Tom Stone is the new student at Seward High School and is turning all the girl's eyes, but it's Maria McBride who catches his. They have fun together, when they can, but Tom's father keeps him too busy for much of anything outside of work. Maria tries to visit Tom at home but the creepy assistant Mr. Graves makes it clear to Maria she is not wanted. Not around the funeral home and not around Tom. Tom won't help Maria; he refuses to stand up to his father. Maria knows she and Tom are meant for each other, and becomes determined to find out why Dr. Stone, who now runs the local funeral home, does not want her around. Dr Stone keeps his son busy in the funeral home's basement, late at night. Meanwhile, people in Persephone Falls, Alaska are dying in quick succession, keeping Dr. Stone's funeral home exceptionally busy for a small Alaskan town. Soon, Maria puts the clues she has gathered together. What she finds is a family who are busy recycling . . . in a way Maria has never before seen. This is the second graphic novel in the My Boyfriend is a Monster series. Once again the story is told in a way that will keep you wondering for most of the tale. . The illustrations, in black and white, are excellent, rendering the characters in a way the shows their personalities. Tom, a sophomore, has the build of Hulk and a stature that nearly matches Michael Jordon (though I doubt Tom knows who either of these guys are). When Tom defends Maria and her three friends, the bullies backs away from Tom, reverting to their true characters: cowards.

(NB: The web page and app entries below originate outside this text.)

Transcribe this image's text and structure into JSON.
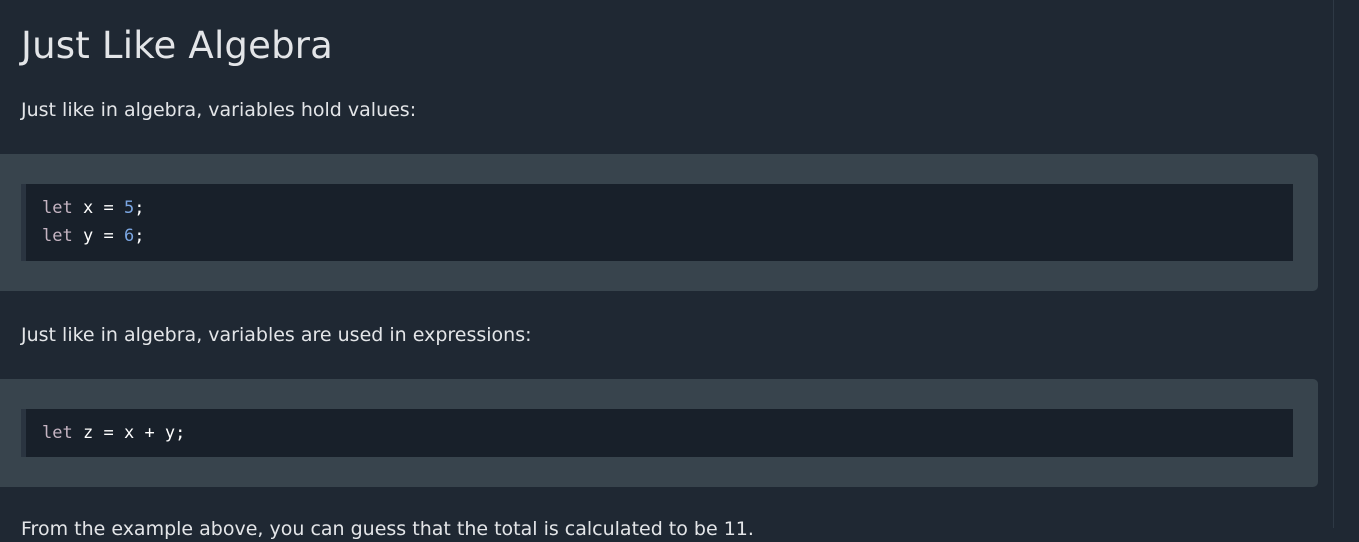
{
  "heading": "Just Like Algebra",
  "paragraphs": {
    "intro": "Just like in algebra, variables hold values:",
    "expressions": "Just like in algebra, variables are used in expressions:",
    "conclusion": "From the example above, you can guess that the total is calculated to be 11."
  },
  "examples": [
    {
      "lines": [
        {
          "kw": "let",
          "name": "x",
          "op": "=",
          "value": "5",
          "end": ";"
        },
        {
          "kw": "let",
          "name": "y",
          "op": "=",
          "value": "6",
          "end": ";"
        }
      ]
    },
    {
      "lines": [
        {
          "kw": "let",
          "name": "z",
          "op": "=",
          "expr": "x + y",
          "end": ";"
        }
      ]
    }
  ],
  "colors": {
    "page_background": "#1f2833",
    "example_background": "#38444d",
    "code_background": "#18202a",
    "keyword": "#c5b4c2",
    "number": "#7ba6e2",
    "text": "#e3e5e8"
  }
}
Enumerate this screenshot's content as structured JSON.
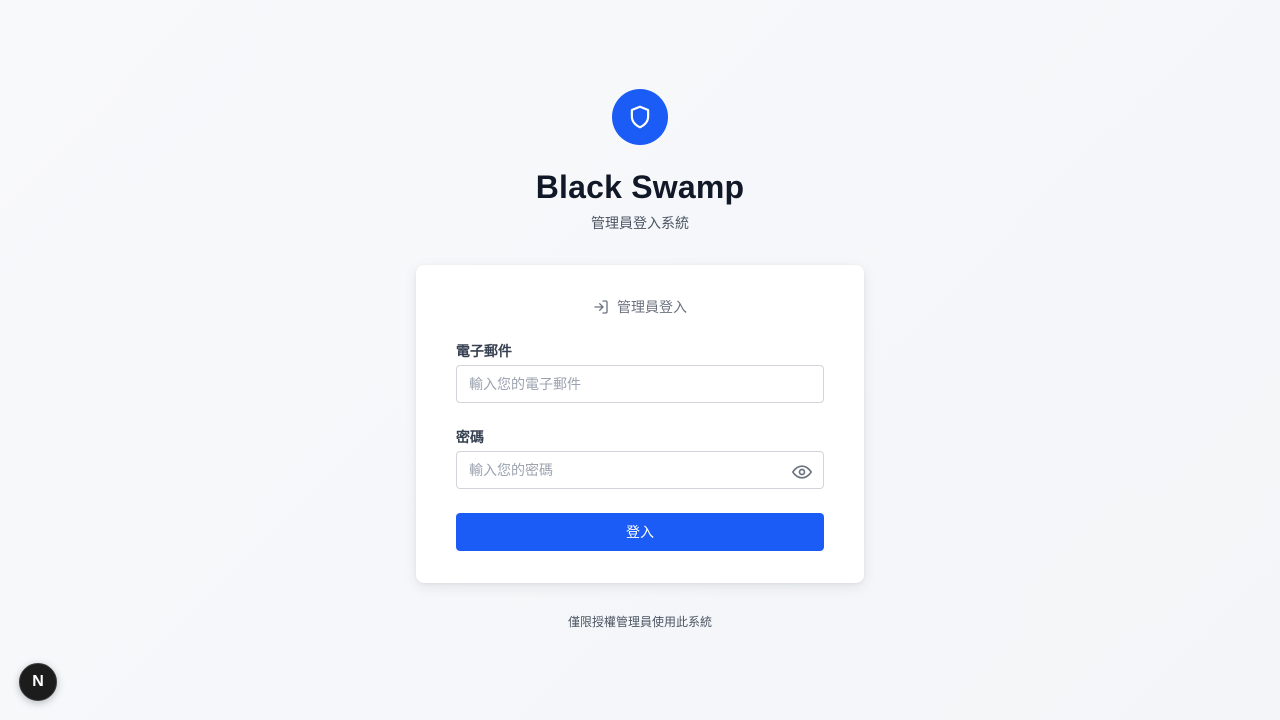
{
  "brand": {
    "title": "Black Swamp",
    "subtitle": "管理員登入系統",
    "logo_icon": "shield-icon",
    "accent_color": "#1a5cf5"
  },
  "login_card": {
    "header_icon": "login-arrow-icon",
    "header_label": "管理員登入",
    "email": {
      "label": "電子郵件",
      "value": "",
      "placeholder": "輸入您的電子郵件"
    },
    "password": {
      "label": "密碼",
      "value": "",
      "placeholder": "輸入您的密碼",
      "toggle_icon": "eye-icon"
    },
    "submit_label": "登入"
  },
  "footer": {
    "note": "僅限授權管理員使用此系統"
  },
  "dev_badge": {
    "label": "N"
  }
}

Maria is rather strong for a young girl who recently lost her parents in a car accident and then three friends in the same manner, prior to the start of school. She accepts Tom without question, even after he tells her his version of Mary Shelley's Frankenstein. This is one of the best scenes of the book and the illustrations enhance Tom's tale beautifully. The writing is well paced and authentic, just as the first novel was, and can easily be read in one sitting. When Dr. Stone threatens Maria and her aunt, the action becomes the kids versus . . . well, I'll let the reader find out on his or her own. I just hate spoilers. Made for Each Other will please graphic novel loving teens as well as the first, I Love Him to Pieces, surely did. Any parent wanting to introduce their youngster to graphic novels, this series is a perfect venue. Strong writing, odd stories with twists unexpected and fine illustrations that will have you looking as well as reading are beginning to be the hallmarks of the My Boyfriend is a Monster series. Made for Each Other and its series are highly recommended.